Smoking Warnings: Can We Add Hand Eczema and Contact Dermatitis to the List?
Smoking has a well-documented impact on the skin, but are contact dermatitis and hand eczema part of that list?
A recent review looked at studies examining the association between smoking and contact dermatitis or hand eczema. The authors were able to find 59 articles that met their criteria of focusing on the relationship between smoking and hand eczema and/or contact dermatitis. Seven articles found an association between contact dermatitis and smoking. Of note, there was a dose–response relationship between the amount smoked in pack-years and nickel contact allergy in women. There was one article that could not find an association between smoking and contact dermatitis. There were nineteen original articles found on the relationship between hand eczema and smoking. Nine of those articles showed an association between hand eczema and smoking. Three more articles were unable to draw a clear relationship between hand eczema and smoking and seven studies showed no association between hand eczema and smoking.

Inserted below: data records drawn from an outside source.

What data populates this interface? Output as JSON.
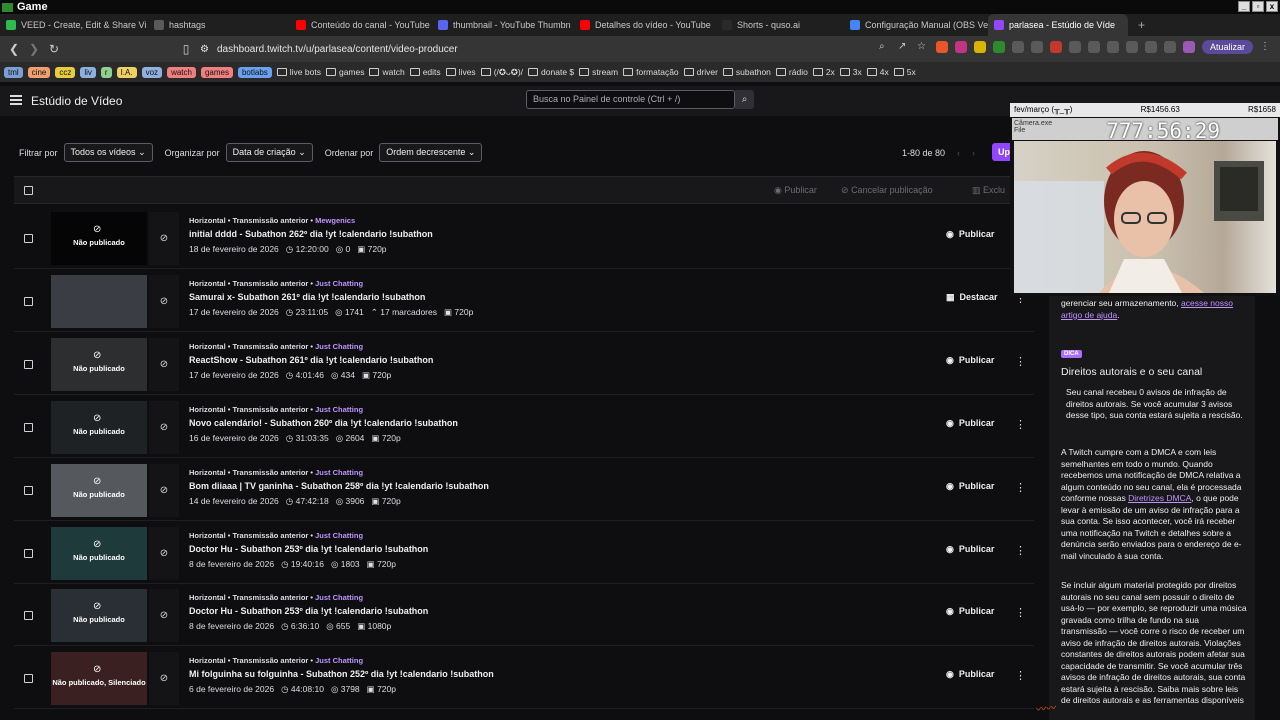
{
  "os": {
    "title": "Game"
  },
  "browser": {
    "tabs": [
      {
        "label": "VEED - Create, Edit & Share Vi",
        "color": "#2dbb4e"
      },
      {
        "label": "hashtags",
        "color": "#5a5a5a"
      },
      {
        "label": "Conteúdo do canal - YouTube",
        "color": "#ff0000"
      },
      {
        "label": "thumbnail - YouTube Thumbn",
        "color": "#5865f2"
      },
      {
        "label": "Detalhes do vídeo - YouTube",
        "color": "#ff0000"
      },
      {
        "label": "Shorts - quso.ai",
        "color": "#2a2a2a"
      },
      {
        "label": "Configuração Manual (OBS Ve",
        "color": "#4285f4"
      },
      {
        "label": "parlasea - Estúdio de Víde",
        "color": "#9147ff"
      }
    ],
    "url": "dashboard.twitch.tv/u/parlasea/content/video-producer",
    "update_label": "Atualizar",
    "bookmarks": [
      {
        "label": "tml",
        "color": "#7d9fd6"
      },
      {
        "label": "cine",
        "color": "#f0a070"
      },
      {
        "label": "ccz",
        "color": "#e8cc40"
      },
      {
        "label": "liv",
        "color": "#8db0e0"
      },
      {
        "label": "r",
        "color": "#8fd08f"
      },
      {
        "label": "I.A.",
        "color": "#f0d060"
      },
      {
        "label": "voz",
        "color": "#8fb0e0"
      },
      {
        "label": "watch",
        "color": "#f08080"
      },
      {
        "label": "games",
        "color": "#f08080"
      },
      {
        "label": "botlabs",
        "color": "#6aa0f0"
      }
    ],
    "folders": [
      "live bots",
      "games",
      "watch",
      "edits",
      "lives",
      "(/✪ᴗ✪)/",
      "donate $",
      "stream",
      "formatação",
      "driver",
      "subathon",
      "rádio",
      "2x",
      "3x",
      "4x",
      "5x"
    ]
  },
  "studio": {
    "title": "Estúdio de Vídeo",
    "search_placeholder": "Busca no Painel de controle (Ctrl + /)",
    "filter_label": "Filtrar por",
    "filter_value": "Todos os vídeos",
    "organize_label": "Organizar por",
    "organize_value": "Data de criação",
    "order_label": "Ordenar por",
    "order_value": "Ordem decrescente",
    "pager": "1-80 de 80",
    "upload_label": "Upl",
    "bulk_publish": "Publicar",
    "bulk_unpublish": "Cancelar publicação",
    "bulk_delete": "Exclu"
  },
  "videos": [
    {
      "meta": "Horizontal • Transmissão anterior • ",
      "game": "Mewgenics",
      "title": "initial dddd - Subathon 262º dia !yt !calendario !subathon",
      "date": "18 de fevereiro de 2026",
      "duration": "12:20:00",
      "views": "0",
      "markers": "",
      "quality": "720p",
      "status": "Não publicado",
      "action": "Publicar"
    },
    {
      "meta": "Horizontal • Transmissão anterior • ",
      "game": "Just Chatting",
      "title": "Samurai x- Subathon 261º dia !yt !calendario !subathon",
      "date": "17 de fevereiro de 2026",
      "duration": "23:11:05",
      "views": "1741",
      "markers": "17 marcadores",
      "quality": "720p",
      "status": "",
      "action": "Destacar"
    },
    {
      "meta": "Horizontal • Transmissão anterior • ",
      "game": "Just Chatting",
      "title": "ReactShow - Subathon 261º dia !yt !calendario !subathon",
      "date": "17 de fevereiro de 2026",
      "duration": "4:01:46",
      "views": "434",
      "markers": "",
      "quality": "720p",
      "status": "Não publicado",
      "action": "Publicar"
    },
    {
      "meta": "Horizontal • Transmissão anterior • ",
      "game": "Just Chatting",
      "title": "Novo calendário! - Subathon 260º dia !yt !calendario !subathon",
      "date": "16 de fevereiro de 2026",
      "duration": "31:03:35",
      "views": "2604",
      "markers": "",
      "quality": "720p",
      "status": "Não publicado",
      "action": "Publicar"
    },
    {
      "meta": "Horizontal • Transmissão anterior • ",
      "game": "Just Chatting",
      "title": "Bom diiaaa | TV ganinha - Subathon 258º dia !yt !calendario !subathon",
      "date": "14 de fevereiro de 2026",
      "duration": "47:42:18",
      "views": "3906",
      "markers": "",
      "quality": "720p",
      "status": "Não publicado",
      "action": "Publicar"
    },
    {
      "meta": "Horizontal • Transmissão anterior • ",
      "game": "Just Chatting",
      "title": "Doctor Hu - Subathon 253º dia !yt !calendario !subathon",
      "date": "8 de fevereiro de 2026",
      "duration": "19:40:16",
      "views": "1803",
      "markers": "",
      "quality": "720p",
      "status": "Não publicado",
      "action": "Publicar"
    },
    {
      "meta": "Horizontal • Transmissão anterior • ",
      "game": "Just Chatting",
      "title": "Doctor Hu - Subathon 253º dia !yt !calendario !subathon",
      "date": "8 de fevereiro de 2026",
      "duration": "6:36:10",
      "views": "655",
      "markers": "",
      "quality": "1080p",
      "status": "Não publicado",
      "action": "Publicar"
    },
    {
      "meta": "Horizontal • Transmissão anterior • ",
      "game": "Just Chatting",
      "title": "Mi folguinha su folguinha - Subathon 252º dia !yt !calendario !subathon",
      "date": "6 de fevereiro de 2026",
      "duration": "44:08:10",
      "views": "3798",
      "markers": "",
      "quality": "720p",
      "status": "Não publicado, Silenciado",
      "action": "Publicar"
    }
  ],
  "panel": {
    "storage_text": "gerenciar seu armazenamento, ",
    "storage_link": "acesse nosso artigo de ajuda",
    "badge": "DICA",
    "heading": "Direitos autorais e o seu canal",
    "p1": "Seu canal recebeu 0 avisos de infração de direitos autorais. Se você acumular 3 avisos desse tipo, sua conta estará sujeita a rescisão.",
    "p2a": "A Twitch cumpre com a DMCA e com leis semelhantes em todo o mundo. Quando recebemos uma notificação de DMCA relativa a algum conteúdo no seu canal, ela é processada conforme nossas ",
    "p2link": "Diretrizes DMCA",
    "p2b": ", o que pode levar à emissão de um aviso de infração para a sua conta. Se isso acontecer, você irá receber uma notificação na Twitch e detalhes sobre a denúncia serão enviados para o endereço de e-mail vinculado à sua conta.",
    "p3": "Se incluir algum material protegido por direitos autorais no seu canal sem possuir o direito de usá-lo — por exemplo, se reproduzir uma música gravada como trilha de fundo na sua transmissão — você corre o risco de receber um aviso de infração de direitos autorais. Violações constantes de direitos autorais podem afetar sua capacidade de transmitir. Se você acumular três avisos de infração de direitos autorais, sua conta estará sujeita à rescisão. Saiba mais sobre leis de direitos autorais e as ferramentas disponíveis"
  },
  "overlay": {
    "title": "fev/março  (╥_╥)",
    "amount1": "R$1456.63",
    "amount2": "R$1658",
    "window_label": "Câmera.exe",
    "file_menu": "File",
    "timer": "777:56:29"
  }
}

The authors conclude that based on their review study, smoking may indeed be a risk factor for both allergic and irritant contact dermatitis, as well as hand eczema. Due to the limitation of a small sample size, they note that despite statistically significant data showing a relationship between smoking and contact dermatitis, a definitive statement on the possible link between smoking and contact dermatitis cannot be made. Similarly, no definitive link can be made for hand eczema and smoking; more studies are needed on the topic of smoking and its relationship with contact dermatitis and hand eczema. Nonetheless, the authors suggest advising patients with contact dermatitis and hand eczema to refrain from using tobacco products.